What Is Lightning Bitcoin?

The last thing most people needed right now was another Bitcoin hard fork. We have seen far too many coins abuse the Bitcoin name for financial gain in the past few weeks. That hasn’t prevented the Lightning Bitcoin team from trying to make their mark on the ecosystem, though. It is an interesting form of Bitcoin, although it won’t necessarily succeed in dethroning Bitcoin, or even Bitcoin Cash for that matter.

Lightning Bitcoin is Coming Soon

It will be interesting to see how many more forks of Bitcoin come to market during the next few years. Surprisingly, there seems to be a genuine market for these sorts of currencies, even though most people will agree that replacing Bitcoin will not be easy whatsoever. Lightning Bitcoin may sound appealing at first, but it is evident things are on the verge of really getting out of hand. So many forks make the cryptocurrency industry look as childish as it did about five years ago.

The main selling point of Lightning Bitcoin is that it aims to make Bitcoin “fast” again. This will be achieved with a three-second block time, with all blocks being 2MB in size. It is an interesting change of pace compared to the 8MB block forks we have seen over the past few months. The goal is to support between 1,000 and 10,000 transactions per second, which would certainly be a milestone for any form of Bitcoin. After all, this is one of the main flaws associated with BTC, as the latter can only support so many transactions per second.

Moreover, Lightning Bitcoin uses the DPoS consensus mechanism, which allows for the separation of voting and bookkeeping rights. According to its site, “Users can maintain the policy discourse as long as they possess tokens, thus achieve the true autonomy.” At the same time, this consensus mechanism may backfire on Lightning Bitcoin, as there is no perfect consensus model in the first place. The tokens will be distributed to existing Bitcoin holders at a 1:1 ratio, which means it is another airdrop for Bitcoin users.

Furthermore, it appears Lightning Bitcoin will have built-in smart contract support, allowing users to issue digital assets of their own. This seems to be an effort to compete with Ethereum, although it is unclear why anyone would issue tokens on the LBTC ecosystem now or in the future. Last but not least, there is support for dApp development in this ecosystem as well, combined with zero-knowledge proof for additional privacy and even cross-chain atomic swaps. It’s an interesting combination of features, although nothing that will necessarily win over the community whatsoever.

The goal is to introduce this new currency once the Bitcoin network hits block 499,999. That should happen in a few weeks from now, with the mainnet launch scheduled to happen in the following week.
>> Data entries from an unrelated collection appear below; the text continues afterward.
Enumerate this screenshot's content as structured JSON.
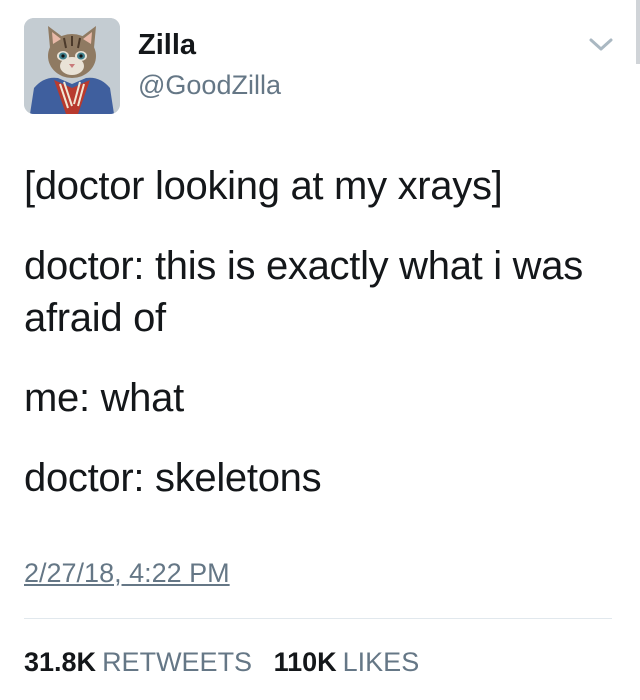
{
  "user": {
    "display_name": "Zilla",
    "handle": "@GoodZilla",
    "avatar_icon": "cat-in-jacket-avatar"
  },
  "tweet": {
    "lines": [
      "[doctor looking at my xrays]",
      "doctor: this is exactly what i was afraid of",
      "me: what",
      "doctor: skeletons"
    ],
    "timestamp": "2/27/18, 4:22 PM"
  },
  "stats": {
    "retweets_count": "31.8K",
    "retweets_label": "RETWEETS",
    "likes_count": "110K",
    "likes_label": "LIKES"
  },
  "icons": {
    "menu": "chevron-down-icon"
  },
  "colors": {
    "text": "#14171a",
    "secondary": "#657786",
    "divider": "#e1e8ed"
  }
}
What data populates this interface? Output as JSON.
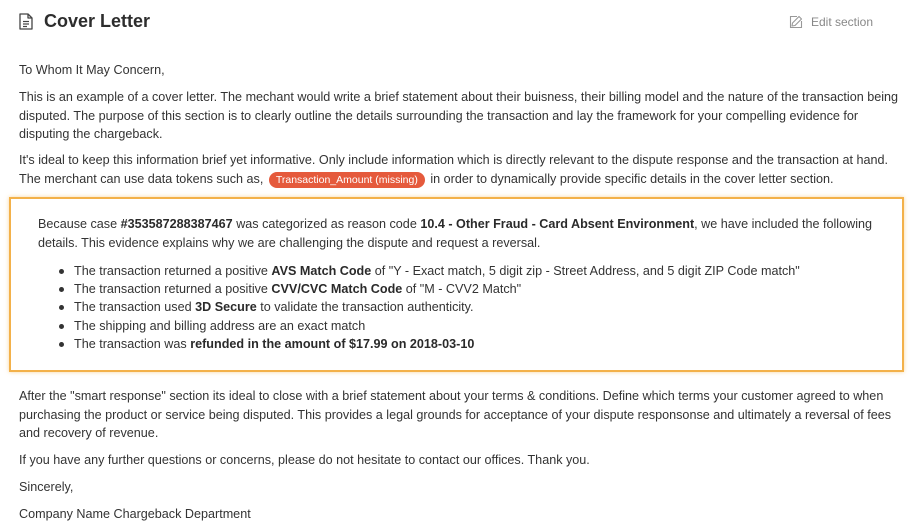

Smart contract deployment will not be available until Q3 of 2018, and that 10,000 TPS milestone will not be reached until 2019. While this may appear to be a proper roadmap, it is evident the value of LBTC will be mainly determined through speculation first and foremost. There will be nothing setting this new network apart from Bitcoin or any other hard fork other than its consensus algorithm.

So far, it seems this new currency will find its way onto a few cryptocurrency exchanges from day one. The website lists CEX, Gate.io, BTCC, and others as supporting this upcoming altcoin. Whether or not there will be much demand for this new currency remains to be seen. It is evident there’s good reason to hold onto Bitcoin right now, as many different airdrops are coming in the near future. Lightning Bitcoin will not be the last of these; that much is evident.